Their life together thus became a way of announcing the Kingdom that Jesus was proclaiming by words and deeds. One of such frequent deeds of Jesus was that of eating with sinners. They were joyful signals of a Kingdom that was growing among the marginalised. One meal in particular became very special: the supper that Jesus celebrated with his disciples before dying. It was not just another meal: he intended to leave them something that they were never to forget. He did not give them mere instructions but the whole of Himself, inviting them to repeat that same sharing experience in the community (1 Cor 11:23-26).

3. A cenacle that is welcoming and needs to grow
Comboni wanted his missionaries to carry on the cenacle experience, which consists in living together, with Jesus at the centre, and in putting oneself at one another’s service. He was convinced that the reason for living together was not just a human one, but one based on faith.

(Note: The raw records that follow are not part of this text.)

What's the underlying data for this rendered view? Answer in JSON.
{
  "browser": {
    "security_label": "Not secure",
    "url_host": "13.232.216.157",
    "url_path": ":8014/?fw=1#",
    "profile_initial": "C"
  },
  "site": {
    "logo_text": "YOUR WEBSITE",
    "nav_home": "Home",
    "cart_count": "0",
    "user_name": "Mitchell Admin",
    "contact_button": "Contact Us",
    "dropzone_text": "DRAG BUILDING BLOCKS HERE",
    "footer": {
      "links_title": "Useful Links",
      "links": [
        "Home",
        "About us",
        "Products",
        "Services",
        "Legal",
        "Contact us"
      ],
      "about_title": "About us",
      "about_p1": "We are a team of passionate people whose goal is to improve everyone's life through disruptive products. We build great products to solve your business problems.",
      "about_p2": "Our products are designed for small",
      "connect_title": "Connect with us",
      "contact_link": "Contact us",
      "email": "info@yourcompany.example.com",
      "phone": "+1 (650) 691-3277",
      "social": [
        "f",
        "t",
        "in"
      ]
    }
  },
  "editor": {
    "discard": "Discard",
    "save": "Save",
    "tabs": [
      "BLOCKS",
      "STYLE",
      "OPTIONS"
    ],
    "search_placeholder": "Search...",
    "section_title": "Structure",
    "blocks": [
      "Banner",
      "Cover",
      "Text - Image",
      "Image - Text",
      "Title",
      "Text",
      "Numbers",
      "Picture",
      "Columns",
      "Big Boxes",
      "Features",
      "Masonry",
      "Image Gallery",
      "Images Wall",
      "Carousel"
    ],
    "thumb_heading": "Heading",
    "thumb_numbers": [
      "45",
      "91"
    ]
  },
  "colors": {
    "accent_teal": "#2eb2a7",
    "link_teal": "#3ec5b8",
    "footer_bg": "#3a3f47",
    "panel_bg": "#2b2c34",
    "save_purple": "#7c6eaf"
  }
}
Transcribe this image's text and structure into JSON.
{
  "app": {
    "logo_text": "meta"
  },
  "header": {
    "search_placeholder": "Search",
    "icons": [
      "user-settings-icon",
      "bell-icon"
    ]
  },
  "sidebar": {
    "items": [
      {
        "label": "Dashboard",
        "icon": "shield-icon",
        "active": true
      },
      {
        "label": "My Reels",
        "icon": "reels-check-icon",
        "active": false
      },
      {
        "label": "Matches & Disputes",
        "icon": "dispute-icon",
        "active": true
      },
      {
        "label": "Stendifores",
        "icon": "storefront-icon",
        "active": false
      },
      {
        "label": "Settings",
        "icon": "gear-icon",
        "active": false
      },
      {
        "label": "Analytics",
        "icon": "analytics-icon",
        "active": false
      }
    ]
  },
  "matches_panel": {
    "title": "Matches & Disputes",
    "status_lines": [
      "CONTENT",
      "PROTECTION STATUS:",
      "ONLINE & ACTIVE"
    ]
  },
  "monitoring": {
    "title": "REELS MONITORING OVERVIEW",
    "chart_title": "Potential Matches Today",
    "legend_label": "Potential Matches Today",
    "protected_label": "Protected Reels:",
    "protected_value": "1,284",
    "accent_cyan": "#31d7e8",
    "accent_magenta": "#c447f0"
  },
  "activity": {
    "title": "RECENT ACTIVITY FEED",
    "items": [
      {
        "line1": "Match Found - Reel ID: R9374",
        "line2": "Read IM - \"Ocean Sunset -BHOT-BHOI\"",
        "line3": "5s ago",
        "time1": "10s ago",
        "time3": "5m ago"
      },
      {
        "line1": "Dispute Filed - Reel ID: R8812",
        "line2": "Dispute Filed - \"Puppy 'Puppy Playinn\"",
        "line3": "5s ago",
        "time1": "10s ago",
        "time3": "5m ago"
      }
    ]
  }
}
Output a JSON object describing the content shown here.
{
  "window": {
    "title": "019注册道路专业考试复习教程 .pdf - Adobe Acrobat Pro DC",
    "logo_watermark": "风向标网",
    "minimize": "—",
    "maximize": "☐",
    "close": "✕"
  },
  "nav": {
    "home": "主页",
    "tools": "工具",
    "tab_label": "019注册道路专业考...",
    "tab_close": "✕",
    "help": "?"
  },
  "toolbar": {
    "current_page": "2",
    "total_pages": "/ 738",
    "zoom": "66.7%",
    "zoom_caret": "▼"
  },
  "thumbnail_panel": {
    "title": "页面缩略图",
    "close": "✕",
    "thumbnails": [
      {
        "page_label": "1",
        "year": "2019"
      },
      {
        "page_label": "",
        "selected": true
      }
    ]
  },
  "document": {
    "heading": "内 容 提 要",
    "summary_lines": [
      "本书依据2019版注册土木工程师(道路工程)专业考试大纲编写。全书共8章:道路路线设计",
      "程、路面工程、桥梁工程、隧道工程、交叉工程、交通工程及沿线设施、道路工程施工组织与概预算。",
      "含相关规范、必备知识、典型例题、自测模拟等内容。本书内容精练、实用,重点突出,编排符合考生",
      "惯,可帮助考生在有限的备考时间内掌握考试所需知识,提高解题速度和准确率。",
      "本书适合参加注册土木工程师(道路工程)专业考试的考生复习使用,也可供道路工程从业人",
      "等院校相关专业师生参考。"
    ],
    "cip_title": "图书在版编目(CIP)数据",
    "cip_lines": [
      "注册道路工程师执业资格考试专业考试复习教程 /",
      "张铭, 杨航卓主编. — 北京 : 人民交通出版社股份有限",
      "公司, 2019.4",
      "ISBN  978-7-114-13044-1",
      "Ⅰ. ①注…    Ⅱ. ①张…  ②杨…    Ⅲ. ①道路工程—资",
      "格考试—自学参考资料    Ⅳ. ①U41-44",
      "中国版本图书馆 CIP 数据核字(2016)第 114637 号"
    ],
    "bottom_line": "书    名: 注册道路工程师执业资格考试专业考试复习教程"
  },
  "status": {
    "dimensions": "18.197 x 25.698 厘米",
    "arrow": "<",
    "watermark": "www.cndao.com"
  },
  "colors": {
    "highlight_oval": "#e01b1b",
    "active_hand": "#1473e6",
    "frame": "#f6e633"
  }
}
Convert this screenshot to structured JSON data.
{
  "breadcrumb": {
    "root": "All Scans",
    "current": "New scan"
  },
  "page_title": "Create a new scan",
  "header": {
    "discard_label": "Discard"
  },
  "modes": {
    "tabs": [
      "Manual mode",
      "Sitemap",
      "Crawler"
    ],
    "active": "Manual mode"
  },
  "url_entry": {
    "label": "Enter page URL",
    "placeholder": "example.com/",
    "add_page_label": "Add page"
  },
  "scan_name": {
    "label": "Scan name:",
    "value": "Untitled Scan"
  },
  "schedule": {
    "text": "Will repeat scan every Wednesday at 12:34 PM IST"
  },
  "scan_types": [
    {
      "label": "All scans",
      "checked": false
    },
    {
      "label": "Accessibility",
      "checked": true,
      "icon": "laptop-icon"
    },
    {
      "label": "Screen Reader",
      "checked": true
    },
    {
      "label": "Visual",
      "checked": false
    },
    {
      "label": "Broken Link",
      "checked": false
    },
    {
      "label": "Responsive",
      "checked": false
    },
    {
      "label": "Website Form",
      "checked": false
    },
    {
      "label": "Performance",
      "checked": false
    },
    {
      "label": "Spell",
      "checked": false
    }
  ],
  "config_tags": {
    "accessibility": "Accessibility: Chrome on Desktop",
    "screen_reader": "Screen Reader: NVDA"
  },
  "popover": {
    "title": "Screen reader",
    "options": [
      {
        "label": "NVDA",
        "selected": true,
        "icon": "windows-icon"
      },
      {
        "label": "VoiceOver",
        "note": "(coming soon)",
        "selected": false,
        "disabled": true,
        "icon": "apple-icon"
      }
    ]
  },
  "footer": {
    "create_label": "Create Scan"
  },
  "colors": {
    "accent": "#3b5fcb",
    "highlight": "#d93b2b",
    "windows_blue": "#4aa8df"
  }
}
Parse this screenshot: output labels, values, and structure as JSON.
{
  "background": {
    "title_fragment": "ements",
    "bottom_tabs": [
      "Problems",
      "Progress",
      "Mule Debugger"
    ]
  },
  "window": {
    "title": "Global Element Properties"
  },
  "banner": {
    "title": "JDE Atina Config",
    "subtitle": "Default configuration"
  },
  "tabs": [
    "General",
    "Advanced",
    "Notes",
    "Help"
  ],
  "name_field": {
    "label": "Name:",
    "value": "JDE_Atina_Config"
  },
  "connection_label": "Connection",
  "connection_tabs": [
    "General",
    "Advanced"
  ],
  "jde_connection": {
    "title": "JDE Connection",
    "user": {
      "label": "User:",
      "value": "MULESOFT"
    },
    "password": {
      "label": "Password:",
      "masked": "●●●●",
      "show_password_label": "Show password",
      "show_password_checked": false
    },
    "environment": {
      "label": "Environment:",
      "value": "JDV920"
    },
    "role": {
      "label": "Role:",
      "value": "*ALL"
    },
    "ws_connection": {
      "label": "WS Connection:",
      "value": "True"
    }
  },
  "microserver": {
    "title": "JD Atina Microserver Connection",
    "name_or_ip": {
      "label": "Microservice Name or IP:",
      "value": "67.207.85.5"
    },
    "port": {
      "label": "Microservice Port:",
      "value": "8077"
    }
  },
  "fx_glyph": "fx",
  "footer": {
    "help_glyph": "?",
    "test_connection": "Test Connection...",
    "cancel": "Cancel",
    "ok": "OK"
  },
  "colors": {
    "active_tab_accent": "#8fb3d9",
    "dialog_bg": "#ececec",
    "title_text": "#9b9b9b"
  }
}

We know, in fact, that a community is the fruit of God’s love shared out among the members by the power of the Holy Spirit. They thus become a real family, united in the Lord’s name(8).
God calls us, indeed, to live the experience of the cenacle of apostles through the inspiration of Daniel Comboni(9). Life in common, then, is an essential and necessary aspect of our Comboni charism(10). Each Comboni Missionary collaborates in this way to create the appropriate conditions that make, out of a simple group of strangers, people living as brothers, as in the cenacle.
This is the long journey ahead of us. At the start we only manage to share ideas, physical presence and even work projects, but not yet to convey Christ’s presence to the people among whom we live. Gradually, though, we can learn to become close and attentive to, undemanding and brotherly. A Comboni community should not simply be a “factory” of hectic activity, but a family (united in the name of Christ) where it is comfortable to live, where we find warmth and light, where we become good news to the world(11). In this way fraternal life, in spite of its limitations, is an effective therapy and a question mark for a world that is confused by so many competitive, selfish, violent and dehumanising choices.

4. Questions for our reflection
* Fraternal life is meaningful for evangelisation. Explain why.
* To what extent did you grow thanks to the fact that you live with others? Give examples.
* What are the most common difficulties you encounter to live as a cenacle?
* What are the satisfactions you experienced living in fraternity?
* What are the aspects of Christ which other people made you discover?

(1) Cf. BAUMAN Zygmunt, Modus vivendi. Inferno e utopia del mondo liquido, Roma-Bari 2007, 81-106.
(2) Report on the first phase of the process of Ratio Missionis, 4.4.2.
(3) W 2648.
(4) “The male personnel of each mission station of the interior is sufficient when it consists of three priests and two lay people”, W 4165.
(5) W 4364-4366.
(6) Cf. PIERLI Francesco, Come eredi. Linee di spiritualità missionaria, Roma 1992, 116-117.
(7) Comboni, indeed, realises that a person, even if well prepared, can let himself go and weaken when he remains alone and isolated. Cf. W 3188-3189.
(8) Perfectae caritatis, 15.
(9) RL 36.
(10) Cf. CA ’75, 47-66, 96; CA ’97, 19; CA ’03, 70-96.
(11) Cf. CASILE Carmelo, Consacrati a Dio per la missione nello spirito di Daniele Comboni, Rome 2002, 343-358.

Ratio Missionis, phase of discernment SPIRITUALITY 2